(Collected data)
====

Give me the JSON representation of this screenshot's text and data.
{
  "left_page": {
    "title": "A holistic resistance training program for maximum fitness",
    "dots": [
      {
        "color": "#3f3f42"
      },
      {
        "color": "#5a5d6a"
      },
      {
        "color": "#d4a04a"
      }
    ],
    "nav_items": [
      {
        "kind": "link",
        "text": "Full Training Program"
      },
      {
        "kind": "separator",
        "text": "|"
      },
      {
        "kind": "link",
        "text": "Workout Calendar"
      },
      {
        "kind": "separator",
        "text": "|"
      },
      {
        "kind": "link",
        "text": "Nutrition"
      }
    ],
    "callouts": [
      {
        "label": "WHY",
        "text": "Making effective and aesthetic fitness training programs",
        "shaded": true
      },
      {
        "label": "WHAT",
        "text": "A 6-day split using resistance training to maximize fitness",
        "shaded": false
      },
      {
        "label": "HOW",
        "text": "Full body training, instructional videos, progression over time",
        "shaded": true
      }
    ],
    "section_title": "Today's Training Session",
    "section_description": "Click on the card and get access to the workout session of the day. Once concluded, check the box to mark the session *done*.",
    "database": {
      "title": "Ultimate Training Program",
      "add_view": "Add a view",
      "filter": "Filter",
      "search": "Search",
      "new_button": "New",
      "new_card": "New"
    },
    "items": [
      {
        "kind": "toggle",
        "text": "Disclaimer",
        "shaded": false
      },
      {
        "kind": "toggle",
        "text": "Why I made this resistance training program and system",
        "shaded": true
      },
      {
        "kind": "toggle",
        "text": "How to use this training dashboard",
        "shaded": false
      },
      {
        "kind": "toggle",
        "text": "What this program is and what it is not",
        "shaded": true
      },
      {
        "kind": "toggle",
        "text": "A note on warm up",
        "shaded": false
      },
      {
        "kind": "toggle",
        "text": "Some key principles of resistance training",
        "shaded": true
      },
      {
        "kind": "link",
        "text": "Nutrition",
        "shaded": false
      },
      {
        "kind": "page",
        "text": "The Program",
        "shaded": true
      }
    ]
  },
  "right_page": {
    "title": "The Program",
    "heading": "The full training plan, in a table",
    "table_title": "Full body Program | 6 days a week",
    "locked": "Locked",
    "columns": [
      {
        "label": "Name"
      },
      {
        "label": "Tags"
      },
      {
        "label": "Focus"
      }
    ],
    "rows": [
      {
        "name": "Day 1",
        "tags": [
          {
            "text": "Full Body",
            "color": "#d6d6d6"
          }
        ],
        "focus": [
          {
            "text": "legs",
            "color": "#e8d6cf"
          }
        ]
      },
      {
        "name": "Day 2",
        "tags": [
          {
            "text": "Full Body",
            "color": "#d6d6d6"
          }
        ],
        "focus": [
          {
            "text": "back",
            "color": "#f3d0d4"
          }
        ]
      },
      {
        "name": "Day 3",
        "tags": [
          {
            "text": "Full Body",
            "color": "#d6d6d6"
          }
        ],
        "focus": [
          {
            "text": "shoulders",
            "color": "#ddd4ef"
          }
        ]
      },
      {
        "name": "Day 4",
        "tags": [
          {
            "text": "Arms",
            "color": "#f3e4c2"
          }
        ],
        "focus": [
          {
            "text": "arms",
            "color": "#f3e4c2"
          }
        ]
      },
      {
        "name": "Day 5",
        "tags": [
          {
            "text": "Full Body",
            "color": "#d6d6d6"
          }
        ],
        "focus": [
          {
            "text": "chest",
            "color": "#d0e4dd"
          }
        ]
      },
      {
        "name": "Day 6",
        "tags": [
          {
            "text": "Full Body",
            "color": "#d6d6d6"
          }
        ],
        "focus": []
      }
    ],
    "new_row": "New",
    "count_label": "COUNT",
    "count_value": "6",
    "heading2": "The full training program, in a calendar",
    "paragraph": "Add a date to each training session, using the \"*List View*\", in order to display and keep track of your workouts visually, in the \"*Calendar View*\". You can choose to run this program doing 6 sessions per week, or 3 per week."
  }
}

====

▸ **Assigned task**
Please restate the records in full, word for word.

▸ **Response for this exercise**
Give me the JSON representation of this screenshot's text and data.
{
  "left_page": {
    "title": "A holistic resistance training program for maximum fitness",
    "dots": [
      {
        "color": "#3f3f42"
      },
      {
        "color": "#5a5d6a"
      },
      {
        "color": "#d4a04a"
      }
    ],
    "nav_items": [
      {
        "kind": "link",
        "text": "Full Training Program"
      },
      {
        "kind": "separator",
        "text": "|"
      },
      {
        "kind": "link",
        "text": "Workout Calendar"
      },
      {
        "kind": "separator",
        "text": "|"
      },
      {
        "kind": "link",
        "text": "Nutrition"
      }
    ],
    "callouts": [
      {
        "label": "WHY",
        "text": "Making effective and aesthetic fitness training programs",
        "shaded": true
      },
      {
        "label": "WHAT",
        "text": "A 6-day split using resistance training to maximize fitness",
        "shaded": false
      },
      {
        "label": "HOW",
        "text": "Full body training, instructional videos, progression over time",
        "shaded": true
      }
    ],
    "section_title": "Today's Training Session",
    "section_description": "Click on the card and get access to the workout session of the day. Once concluded, check the box to mark the session *done*.",
    "database": {
      "title": "Ultimate Training Program",
      "add_view": "Add a view",
      "filter": "Filter",
      "search": "Search",
      "new_button": "New",
      "new_card": "New"
    },
    "items": [
      {
        "kind": "toggle",
        "text": "Disclaimer",
        "shaded": false
      },
      {
        "kind": "toggle",
        "text": "Why I made this resistance training program and system",
        "shaded": true
      },
      {
        "kind": "toggle",
        "text": "How to use this training dashboard",
        "shaded": false
      },
      {
        "kind": "toggle",
        "text": "What this program is and what it is not",
        "shaded": true
      },
      {
        "kind": "toggle",
        "text": "A note on warm up",
        "shaded": false
      },
      {
        "kind": "toggle",
        "text": "Some key principles of resistance training",
        "shaded": true
      },
      {
        "kind": "link",
        "text": "Nutrition",
        "shaded": false
      },
      {
        "kind": "page",
        "text": "The Program",
        "shaded": true
      }
    ]
  },
  "right_page": {
    "title": "The Program",
    "heading": "The full training plan, in a table",
    "table_title": "Full body Program | 6 days a week",
    "locked": "Locked",
    "columns": [
      {
        "label": "Name"
      },
      {
        "label": "Tags"
      },
      {
        "label": "Focus"
      }
    ],
    "rows": [
      {
        "name": "Day 1",
        "tags": [
          {
            "text": "Full Body",
            "color": "#d6d6d6"
          }
        ],
        "focus": [
          {
            "text": "legs",
            "color": "#e8d6cf"
          }
        ]
      },
      {
        "name": "Day 2",
        "tags": [
          {
            "text": "Full Body",
            "color": "#d6d6d6"
          }
        ],
        "focus": [
          {
            "text": "back",
            "color": "#f3d0d4"
          }
        ]
      },
      {
        "name": "Day 3",
        "tags": [
          {
            "text": "Full Body",
            "color": "#d6d6d6"
          }
        ],
        "focus": [
          {
            "text": "shoulders",
            "color": "#ddd4ef"
          }
        ]
      },
      {
        "name": "Day 4",
        "tags": [
          {
            "text": "Arms",
            "color": "#f3e4c2"
          }
        ],
        "focus": [
          {
            "text": "arms",
            "color": "#f3e4c2"
          }
        ]
      },
      {
        "name": "Day 5",
        "tags": [
          {
            "text": "Full Body",
            "color": "#d6d6d6"
          }
        ],
        "focus": [
          {
            "text": "chest",
            "color": "#d0e4dd"
          }
        ]
      },
      {
        "name": "Day 6",
        "tags": [
          {
            "text": "Full Body",
            "color": "#d6d6d6"
          }
        ],
        "focus": []
      }
    ],
    "new_row": "New",
    "count_label": "COUNT",
    "count_value": "6",
    "heading2": "The full training program, in a calendar",
    "paragraph": "Add a date to each training session, using the \"*List View*\", in order to display and keep track of your workouts visually, in the \"*Calendar View*\". You can choose to run this program doing 6 sessions per week, or 3 per week."
  }
}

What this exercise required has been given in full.